Collect all lines from the listing that include the string "ASUS".
* * * * * * * * *
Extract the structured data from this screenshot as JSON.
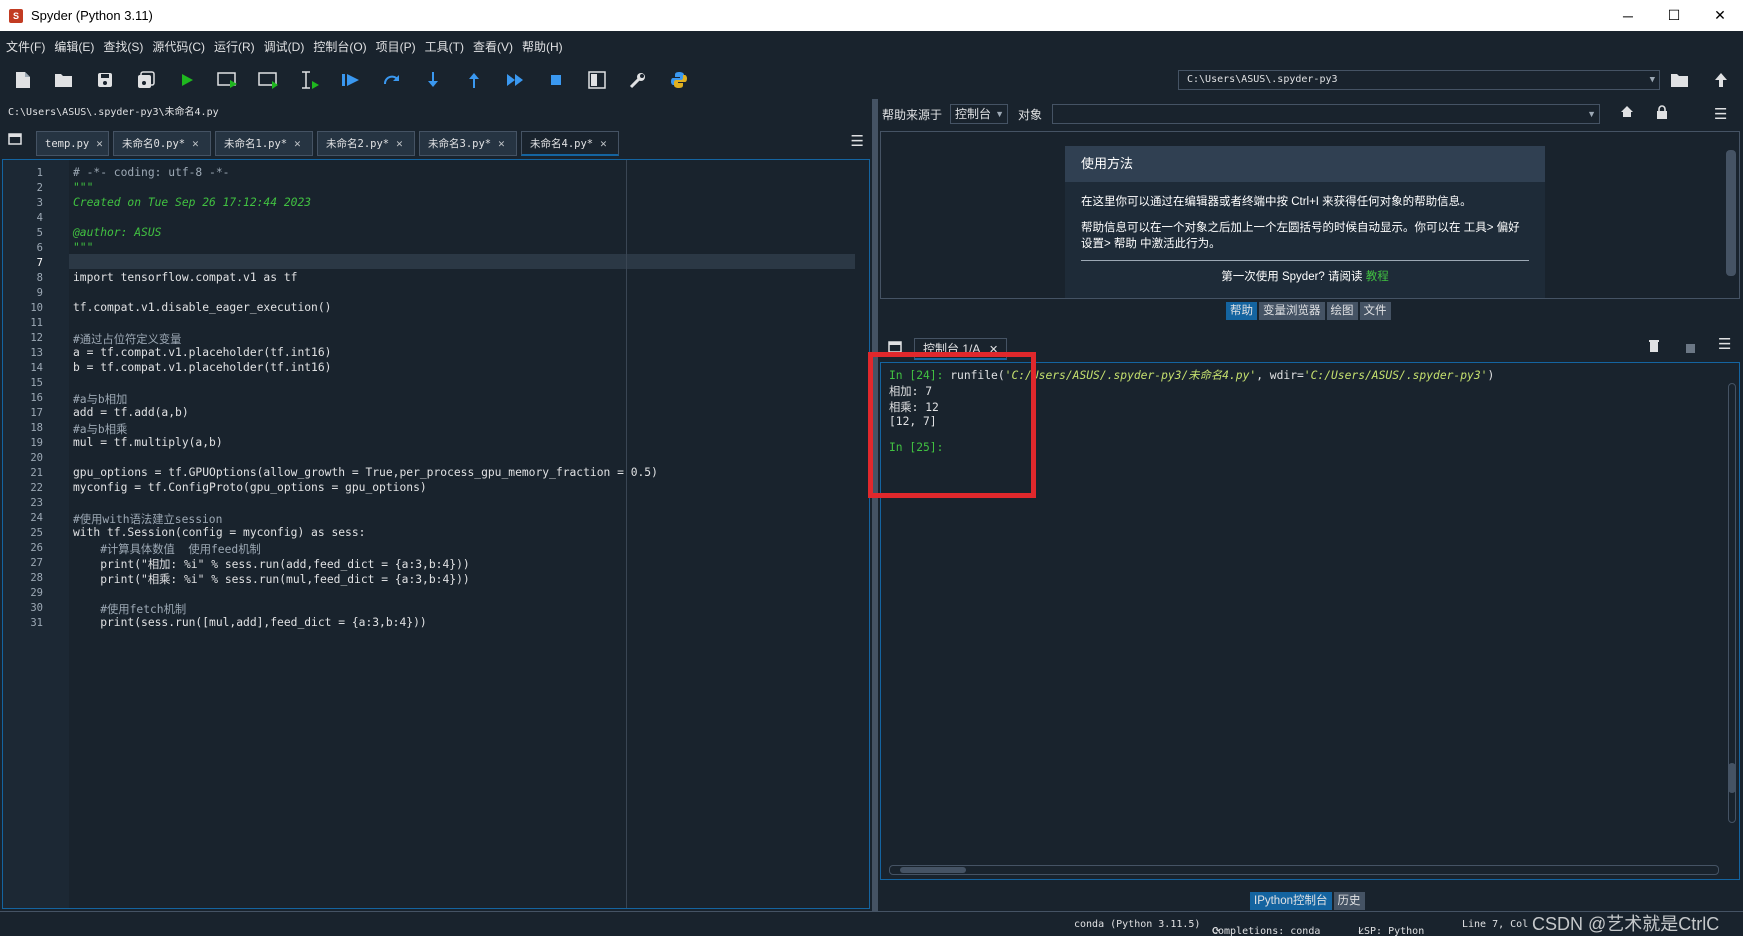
{
  "window": {
    "title": "Spyder (Python 3.11)",
    "minimize": "─",
    "maximize": "☐",
    "close": "✕",
    "app_icon": "spyder-icon"
  },
  "menu": [
    "文件(F)",
    "编辑(E)",
    "查找(S)",
    "源代码(C)",
    "运行(R)",
    "调试(D)",
    "控制台(O)",
    "项目(P)",
    "工具(T)",
    "查看(V)",
    "帮助(H)"
  ],
  "toolbar": {
    "icons": [
      "new-file-icon",
      "open-file-icon",
      "save-icon",
      "save-all-icon",
      "run-icon",
      "run-cell-icon",
      "run-cell-advance-icon",
      "run-selection-icon",
      "debug-icon",
      "step-over-icon",
      "step-into-icon",
      "step-return-icon",
      "continue-icon",
      "stop-icon",
      "maximize-pane-icon",
      "preferences-icon",
      "python-path-icon"
    ],
    "working_dir": "C:\\Users\\ASUS\\.spyder-py3"
  },
  "editor": {
    "file_path": "C:\\Users\\ASUS\\.spyder-py3\\未命名4.py",
    "tabs": [
      {
        "label": "temp.py",
        "active": false
      },
      {
        "label": "未命名0.py*",
        "active": false
      },
      {
        "label": "未命名1.py*",
        "active": false
      },
      {
        "label": "未命名2.py*",
        "active": false
      },
      {
        "label": "未命名3.py*",
        "active": false
      },
      {
        "label": "未命名4.py*",
        "active": true
      }
    ],
    "line_numbers": [
      "1",
      "2",
      "3",
      "4",
      "5",
      "6",
      "7",
      "8",
      "9",
      "10",
      "11",
      "12",
      "13",
      "14",
      "15",
      "16",
      "17",
      "18",
      "19",
      "20",
      "21",
      "22",
      "23",
      "24",
      "25",
      "26",
      "27",
      "28",
      "29",
      "30",
      "31"
    ],
    "code": [
      "# -*- coding: utf-8 -*-",
      "\"\"\"",
      "Created on Tue Sep 26 17:12:44 2023",
      "",
      "@author: ASUS",
      "\"\"\"",
      "",
      "import tensorflow.compat.v1 as tf",
      "",
      "tf.compat.v1.disable_eager_execution()",
      "",
      "#通过占位符定义变量",
      "a = tf.compat.v1.placeholder(tf.int16)",
      "b = tf.compat.v1.placeholder(tf.int16)",
      "",
      "#a与b相加",
      "add = tf.add(a,b)",
      "#a与b相乘",
      "mul = tf.multiply(a,b)",
      "",
      "gpu_options = tf.GPUOptions(allow_growth = True,per_process_gpu_memory_fraction = 0.5)",
      "myconfig = tf.ConfigProto(gpu_options = gpu_options)",
      "",
      "#使用with语法建立session",
      "with tf.Session(config = myconfig) as sess:",
      "    #计算具体数值  使用feed机制",
      "    print(\"相加: %i\" % sess.run(add,feed_dict = {a:3,b:4}))",
      "    print(\"相乘: %i\" % sess.run(mul,feed_dict = {a:3,b:4}))",
      "",
      "    #使用fetch机制",
      "    print(sess.run([mul,add],feed_dict = {a:3,b:4}))"
    ]
  },
  "help": {
    "source_label": "帮助来源于",
    "source_value": "控制台",
    "object_label": "对象",
    "object_value": "",
    "card_title": "使用方法",
    "para1": "在这里你可以通过在编辑器或者终端中按 Ctrl+I 来获得任何对象的帮助信息。",
    "para2": "帮助信息可以在一个对象之后加上一个左圆括号的时候自动显示。你可以在 工具> 偏好设置> 帮助 中激活此行为。",
    "first_time": "第一次使用 Spyder? 请阅读",
    "tutorial_link": "教程",
    "tabs": [
      "帮助",
      "变量浏览器",
      "绘图",
      "文件"
    ]
  },
  "console": {
    "tab_label": "控制台 1/A",
    "in24_prompt": "In [24]:",
    "in24_cmd_prefix": " runfile(",
    "in24_path": "'C:/Users/ASUS/.spyder-py3/未命名4.py'",
    "in24_mid": ", wdir=",
    "in24_wdir": "'C:/Users/ASUS/.spyder-py3'",
    "in24_end": ")",
    "out_lines": [
      "相加: 7",
      "相乘: 12",
      "[12, 7]"
    ],
    "in25_prompt": "In [25]:",
    "tabs": [
      "IPython控制台",
      "历史"
    ]
  },
  "statusbar": {
    "env": "conda (Python 3.11.5)",
    "completions": "Completions: conda",
    "lsp": "LSP: Python",
    "position": "Line 7, Col"
  },
  "watermark": "CSDN @艺术就是CtrlC",
  "colors": {
    "background": "#19232d",
    "accent": "#1464a0",
    "highlight": "#e0282c",
    "prompt": "#41c141"
  }
}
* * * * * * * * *
**REPLY TO THE TASK:**
    "working_dir": "C:\\Users\\ASUS\\.spyder-py3"
    "file_path": "C:\\Users\\ASUS\\.spyder-py3\\未命名4.py",
      "@author: ASUS",
    "in24_path": "'C:/Users/ASUS/.spyder-py3/未命名4.py'",
    "in24_wdir": "'C:/Users/ASUS/.spyder-py3'",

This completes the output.